▶ [EXERCISE INSTRUCTIONS]
Filter the listing below down to the lines containing the word "title".

----

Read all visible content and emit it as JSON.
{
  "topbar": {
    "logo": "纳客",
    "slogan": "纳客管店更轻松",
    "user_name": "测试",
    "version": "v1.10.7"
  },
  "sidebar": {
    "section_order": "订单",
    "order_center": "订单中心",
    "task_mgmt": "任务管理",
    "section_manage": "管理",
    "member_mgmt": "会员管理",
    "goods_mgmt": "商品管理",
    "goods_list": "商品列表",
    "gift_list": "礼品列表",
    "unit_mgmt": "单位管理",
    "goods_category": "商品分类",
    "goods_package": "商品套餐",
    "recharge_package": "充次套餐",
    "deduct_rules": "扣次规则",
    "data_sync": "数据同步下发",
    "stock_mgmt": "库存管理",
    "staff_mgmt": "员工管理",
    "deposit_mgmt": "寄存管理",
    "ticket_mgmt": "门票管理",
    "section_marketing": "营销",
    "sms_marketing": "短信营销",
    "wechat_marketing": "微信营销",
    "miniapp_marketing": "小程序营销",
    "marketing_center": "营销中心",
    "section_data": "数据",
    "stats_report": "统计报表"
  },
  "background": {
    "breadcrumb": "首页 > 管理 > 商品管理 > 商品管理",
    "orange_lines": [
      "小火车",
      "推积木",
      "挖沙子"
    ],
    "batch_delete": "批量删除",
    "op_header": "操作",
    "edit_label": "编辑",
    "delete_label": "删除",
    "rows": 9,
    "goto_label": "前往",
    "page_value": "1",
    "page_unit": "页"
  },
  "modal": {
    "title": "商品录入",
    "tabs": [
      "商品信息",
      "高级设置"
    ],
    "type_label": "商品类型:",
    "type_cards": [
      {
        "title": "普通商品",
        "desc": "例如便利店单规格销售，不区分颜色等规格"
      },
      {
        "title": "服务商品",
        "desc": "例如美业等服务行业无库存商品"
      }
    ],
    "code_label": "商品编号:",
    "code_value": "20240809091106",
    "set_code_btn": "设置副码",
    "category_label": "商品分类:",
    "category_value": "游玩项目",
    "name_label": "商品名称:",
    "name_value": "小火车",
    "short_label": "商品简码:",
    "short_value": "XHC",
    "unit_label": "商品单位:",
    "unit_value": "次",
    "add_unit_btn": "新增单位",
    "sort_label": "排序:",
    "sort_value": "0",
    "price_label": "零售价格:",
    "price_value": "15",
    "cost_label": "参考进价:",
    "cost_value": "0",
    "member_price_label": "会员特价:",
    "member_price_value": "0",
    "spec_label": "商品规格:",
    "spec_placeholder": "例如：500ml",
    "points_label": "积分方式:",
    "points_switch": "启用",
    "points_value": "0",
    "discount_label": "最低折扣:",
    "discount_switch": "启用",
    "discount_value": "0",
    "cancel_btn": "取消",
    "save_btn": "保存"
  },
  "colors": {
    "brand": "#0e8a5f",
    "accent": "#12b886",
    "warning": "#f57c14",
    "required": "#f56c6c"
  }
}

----

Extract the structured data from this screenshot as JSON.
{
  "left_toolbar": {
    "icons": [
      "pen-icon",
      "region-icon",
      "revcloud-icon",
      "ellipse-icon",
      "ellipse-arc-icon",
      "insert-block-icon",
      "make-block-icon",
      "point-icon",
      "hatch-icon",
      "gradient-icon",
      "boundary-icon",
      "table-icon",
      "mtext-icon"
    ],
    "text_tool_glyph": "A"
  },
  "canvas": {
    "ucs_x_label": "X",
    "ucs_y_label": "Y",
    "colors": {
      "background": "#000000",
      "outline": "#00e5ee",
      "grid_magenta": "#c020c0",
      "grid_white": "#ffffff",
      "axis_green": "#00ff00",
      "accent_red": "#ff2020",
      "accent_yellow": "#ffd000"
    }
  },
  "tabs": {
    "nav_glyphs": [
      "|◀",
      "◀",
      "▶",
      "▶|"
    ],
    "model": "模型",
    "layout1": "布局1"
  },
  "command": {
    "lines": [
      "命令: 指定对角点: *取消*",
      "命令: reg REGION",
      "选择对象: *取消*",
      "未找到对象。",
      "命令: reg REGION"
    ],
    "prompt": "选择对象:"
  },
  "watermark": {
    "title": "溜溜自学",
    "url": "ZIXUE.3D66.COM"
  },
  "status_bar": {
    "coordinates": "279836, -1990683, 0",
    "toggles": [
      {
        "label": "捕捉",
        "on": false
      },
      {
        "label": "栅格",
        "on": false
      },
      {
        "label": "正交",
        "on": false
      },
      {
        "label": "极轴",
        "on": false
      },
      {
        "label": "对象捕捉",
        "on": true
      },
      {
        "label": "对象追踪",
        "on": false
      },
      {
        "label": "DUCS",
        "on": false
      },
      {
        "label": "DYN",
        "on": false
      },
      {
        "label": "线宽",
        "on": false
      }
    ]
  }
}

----

▶ [WRITTEN RESPONSE]
    "title": "商品录入",
        "title": "普通商品",
        "title": "服务商品",
    "title": "溜溜自学",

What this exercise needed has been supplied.